A new study suggests that exposure to mercury during pregnancy may increase the risk for attention deficit hyperactivity disorder (ADHD), while eating fish may reduce this risk.
Mercury is a neurotoxin, meaning it affects the nervous system. For fetuses, infants and children, the primary health effects of mercury are on nerve development. Even low levels of mercury exposure, such as may be the result of a mother's consumption of methylmercury in dietary sources (such as fish), may negatively affect the brain and nervous system. Impacts on memory, attention, language and other skills have been found in children exposed to moderate levels in the womb.
Oils from salmon, trout, tuna, herring, sardine, mackerel, eggs and some chicken contain omega-3 fatty acids that are needed to build brain tissue. Intake of omega-3 fatty acids during pregnancy may provide nutrition for proper brain and retina development of the fetus. However, fish absorb methylmercury from water as it passes over their gills and as they feed on aquatic organisms. Larger predator fish, such as swordfish and tuna, are exposed to higher levels of methylmercury from their prey.

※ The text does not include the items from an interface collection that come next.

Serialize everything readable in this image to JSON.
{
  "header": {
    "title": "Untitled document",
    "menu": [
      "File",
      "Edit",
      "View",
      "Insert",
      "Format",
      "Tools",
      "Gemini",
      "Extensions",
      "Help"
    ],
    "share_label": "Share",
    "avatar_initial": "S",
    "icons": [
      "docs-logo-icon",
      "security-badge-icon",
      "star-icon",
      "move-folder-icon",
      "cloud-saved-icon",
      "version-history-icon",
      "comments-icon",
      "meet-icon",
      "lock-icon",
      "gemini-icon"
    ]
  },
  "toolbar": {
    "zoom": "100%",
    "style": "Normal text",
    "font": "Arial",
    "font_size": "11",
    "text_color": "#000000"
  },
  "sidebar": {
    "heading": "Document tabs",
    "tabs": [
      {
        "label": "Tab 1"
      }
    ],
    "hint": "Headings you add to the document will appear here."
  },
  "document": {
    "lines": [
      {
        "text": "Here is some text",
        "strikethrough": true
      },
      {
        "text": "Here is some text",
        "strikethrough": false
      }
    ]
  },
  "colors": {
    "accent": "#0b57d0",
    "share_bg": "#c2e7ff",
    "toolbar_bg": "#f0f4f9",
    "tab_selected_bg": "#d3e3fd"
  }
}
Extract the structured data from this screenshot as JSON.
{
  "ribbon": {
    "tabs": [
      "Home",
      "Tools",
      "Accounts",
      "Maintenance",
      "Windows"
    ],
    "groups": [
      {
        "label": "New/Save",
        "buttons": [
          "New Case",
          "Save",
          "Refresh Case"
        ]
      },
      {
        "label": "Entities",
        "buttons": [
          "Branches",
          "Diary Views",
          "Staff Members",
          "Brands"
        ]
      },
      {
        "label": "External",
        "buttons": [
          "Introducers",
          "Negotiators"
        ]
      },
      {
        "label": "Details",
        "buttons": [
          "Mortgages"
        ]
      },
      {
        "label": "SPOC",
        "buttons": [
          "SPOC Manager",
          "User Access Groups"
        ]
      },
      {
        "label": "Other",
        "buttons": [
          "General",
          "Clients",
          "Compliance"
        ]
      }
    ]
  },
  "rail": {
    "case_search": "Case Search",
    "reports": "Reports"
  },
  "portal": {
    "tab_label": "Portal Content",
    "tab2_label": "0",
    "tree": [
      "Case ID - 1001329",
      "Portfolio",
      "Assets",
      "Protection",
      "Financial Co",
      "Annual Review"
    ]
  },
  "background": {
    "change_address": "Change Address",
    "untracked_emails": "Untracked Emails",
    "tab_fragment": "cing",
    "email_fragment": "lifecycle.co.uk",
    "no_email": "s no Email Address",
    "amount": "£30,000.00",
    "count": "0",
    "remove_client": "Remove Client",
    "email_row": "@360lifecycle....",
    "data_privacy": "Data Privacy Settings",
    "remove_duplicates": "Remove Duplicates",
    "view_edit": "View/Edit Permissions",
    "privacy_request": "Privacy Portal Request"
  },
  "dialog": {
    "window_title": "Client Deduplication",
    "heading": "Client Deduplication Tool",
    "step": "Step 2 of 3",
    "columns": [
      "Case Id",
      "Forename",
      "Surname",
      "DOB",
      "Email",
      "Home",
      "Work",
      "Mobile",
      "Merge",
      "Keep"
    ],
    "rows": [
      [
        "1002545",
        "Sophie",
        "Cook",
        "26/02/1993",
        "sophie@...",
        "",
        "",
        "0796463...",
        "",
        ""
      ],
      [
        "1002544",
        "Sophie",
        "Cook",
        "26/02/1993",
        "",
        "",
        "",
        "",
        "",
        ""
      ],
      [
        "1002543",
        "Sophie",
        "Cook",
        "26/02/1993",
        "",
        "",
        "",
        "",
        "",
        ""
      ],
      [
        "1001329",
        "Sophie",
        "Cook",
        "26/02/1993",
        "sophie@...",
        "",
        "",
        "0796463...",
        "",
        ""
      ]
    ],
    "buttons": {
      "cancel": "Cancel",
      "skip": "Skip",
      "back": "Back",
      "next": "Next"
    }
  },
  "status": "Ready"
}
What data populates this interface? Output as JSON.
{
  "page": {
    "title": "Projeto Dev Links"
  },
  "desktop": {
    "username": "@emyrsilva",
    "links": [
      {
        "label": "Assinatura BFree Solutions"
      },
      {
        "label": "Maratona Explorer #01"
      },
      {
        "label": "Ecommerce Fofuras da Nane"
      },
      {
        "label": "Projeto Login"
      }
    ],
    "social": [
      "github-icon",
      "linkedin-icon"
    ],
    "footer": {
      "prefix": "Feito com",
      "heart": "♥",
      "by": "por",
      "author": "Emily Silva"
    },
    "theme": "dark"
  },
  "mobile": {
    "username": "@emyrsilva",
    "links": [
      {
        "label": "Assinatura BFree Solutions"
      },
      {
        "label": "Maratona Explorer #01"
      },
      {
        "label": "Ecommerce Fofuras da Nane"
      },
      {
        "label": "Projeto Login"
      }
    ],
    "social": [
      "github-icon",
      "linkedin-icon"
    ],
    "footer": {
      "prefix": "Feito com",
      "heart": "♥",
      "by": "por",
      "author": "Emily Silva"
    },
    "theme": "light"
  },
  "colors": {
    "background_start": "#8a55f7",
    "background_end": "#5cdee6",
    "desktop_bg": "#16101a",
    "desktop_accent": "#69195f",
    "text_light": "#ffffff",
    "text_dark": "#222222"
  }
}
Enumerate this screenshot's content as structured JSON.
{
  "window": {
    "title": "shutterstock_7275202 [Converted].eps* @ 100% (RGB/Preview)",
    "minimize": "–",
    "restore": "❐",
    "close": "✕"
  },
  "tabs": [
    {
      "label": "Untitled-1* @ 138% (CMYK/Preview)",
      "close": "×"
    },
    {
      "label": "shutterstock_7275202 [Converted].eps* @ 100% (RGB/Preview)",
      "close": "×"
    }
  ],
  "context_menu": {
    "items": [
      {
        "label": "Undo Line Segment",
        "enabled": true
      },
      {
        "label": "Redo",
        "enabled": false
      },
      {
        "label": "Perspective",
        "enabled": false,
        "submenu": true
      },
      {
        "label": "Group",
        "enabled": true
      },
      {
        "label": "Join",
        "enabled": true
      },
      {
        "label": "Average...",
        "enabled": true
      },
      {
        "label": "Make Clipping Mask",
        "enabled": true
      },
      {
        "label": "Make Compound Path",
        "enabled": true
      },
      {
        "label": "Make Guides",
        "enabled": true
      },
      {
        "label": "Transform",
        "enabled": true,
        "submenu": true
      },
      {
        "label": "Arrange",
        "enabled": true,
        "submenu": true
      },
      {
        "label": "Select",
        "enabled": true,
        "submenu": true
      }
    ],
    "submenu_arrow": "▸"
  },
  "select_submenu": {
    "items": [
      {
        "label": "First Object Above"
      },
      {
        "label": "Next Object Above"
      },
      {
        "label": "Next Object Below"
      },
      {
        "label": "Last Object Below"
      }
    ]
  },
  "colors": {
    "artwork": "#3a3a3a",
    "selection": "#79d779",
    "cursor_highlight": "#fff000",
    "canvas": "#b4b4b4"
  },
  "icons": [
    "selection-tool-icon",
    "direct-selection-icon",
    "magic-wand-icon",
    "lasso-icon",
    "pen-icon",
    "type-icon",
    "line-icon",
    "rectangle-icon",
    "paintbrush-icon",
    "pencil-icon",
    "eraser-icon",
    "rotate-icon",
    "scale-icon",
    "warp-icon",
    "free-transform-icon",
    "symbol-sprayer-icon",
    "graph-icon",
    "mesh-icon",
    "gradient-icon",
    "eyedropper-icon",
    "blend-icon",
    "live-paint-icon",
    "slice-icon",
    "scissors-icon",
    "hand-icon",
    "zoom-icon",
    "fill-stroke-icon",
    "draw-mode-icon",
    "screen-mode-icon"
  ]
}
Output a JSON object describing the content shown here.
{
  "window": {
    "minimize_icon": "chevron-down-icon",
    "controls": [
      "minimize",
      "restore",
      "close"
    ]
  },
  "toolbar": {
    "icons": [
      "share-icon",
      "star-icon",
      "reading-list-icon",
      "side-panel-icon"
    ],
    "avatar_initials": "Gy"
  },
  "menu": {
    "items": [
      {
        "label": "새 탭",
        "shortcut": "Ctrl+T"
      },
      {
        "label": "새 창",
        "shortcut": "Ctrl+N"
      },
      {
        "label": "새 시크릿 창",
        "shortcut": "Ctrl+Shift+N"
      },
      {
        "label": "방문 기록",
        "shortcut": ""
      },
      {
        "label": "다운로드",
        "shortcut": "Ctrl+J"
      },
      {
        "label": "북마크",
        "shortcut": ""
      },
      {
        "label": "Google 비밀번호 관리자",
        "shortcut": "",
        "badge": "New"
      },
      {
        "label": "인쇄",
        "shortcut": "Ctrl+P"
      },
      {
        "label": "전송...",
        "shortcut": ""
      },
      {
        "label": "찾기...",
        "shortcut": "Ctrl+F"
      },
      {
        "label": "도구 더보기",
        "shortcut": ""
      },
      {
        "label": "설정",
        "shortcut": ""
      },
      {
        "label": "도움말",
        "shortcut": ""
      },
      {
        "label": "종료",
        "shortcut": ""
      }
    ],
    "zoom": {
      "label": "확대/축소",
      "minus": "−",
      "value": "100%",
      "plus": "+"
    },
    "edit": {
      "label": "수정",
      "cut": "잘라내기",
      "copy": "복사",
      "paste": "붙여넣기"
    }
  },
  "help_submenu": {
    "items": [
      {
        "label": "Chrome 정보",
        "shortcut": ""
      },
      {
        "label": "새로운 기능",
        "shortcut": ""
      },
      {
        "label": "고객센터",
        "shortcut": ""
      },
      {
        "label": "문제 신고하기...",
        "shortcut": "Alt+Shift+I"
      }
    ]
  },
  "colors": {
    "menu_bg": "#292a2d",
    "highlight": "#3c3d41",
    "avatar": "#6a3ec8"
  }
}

In a new study, researchers assessed the potential relationships between prenatal mercury exposure and fish consumption with ADHD in children using hair mercury measures from 421 mothers and reports of fish consumption during pregnancy from 515 mothers. A teacher rating scale and other testing methods were used to identify ADHD-related behaviors in eight year-old children.
The researchers found that mercury exposure was linked to inattentive and hyperactive behaviors in children. Maternal hair mercury levels of one microgram per gram or greater were associated with a 40 percent increased risk of inattentive behavior in children and a 70 percent increased risk of hyperactive behavior. Conversely, regular fish consumption was linked to a decreased risk for ADHD-related behavior.
The authors noted that these findings highlight the need to balance the potential benefits and risks of eating fish during pregnancy. Further research is warranted.
For more information about pregnancy or ADHD risk factors, please visit Natural Standard's Medical Conditions Database.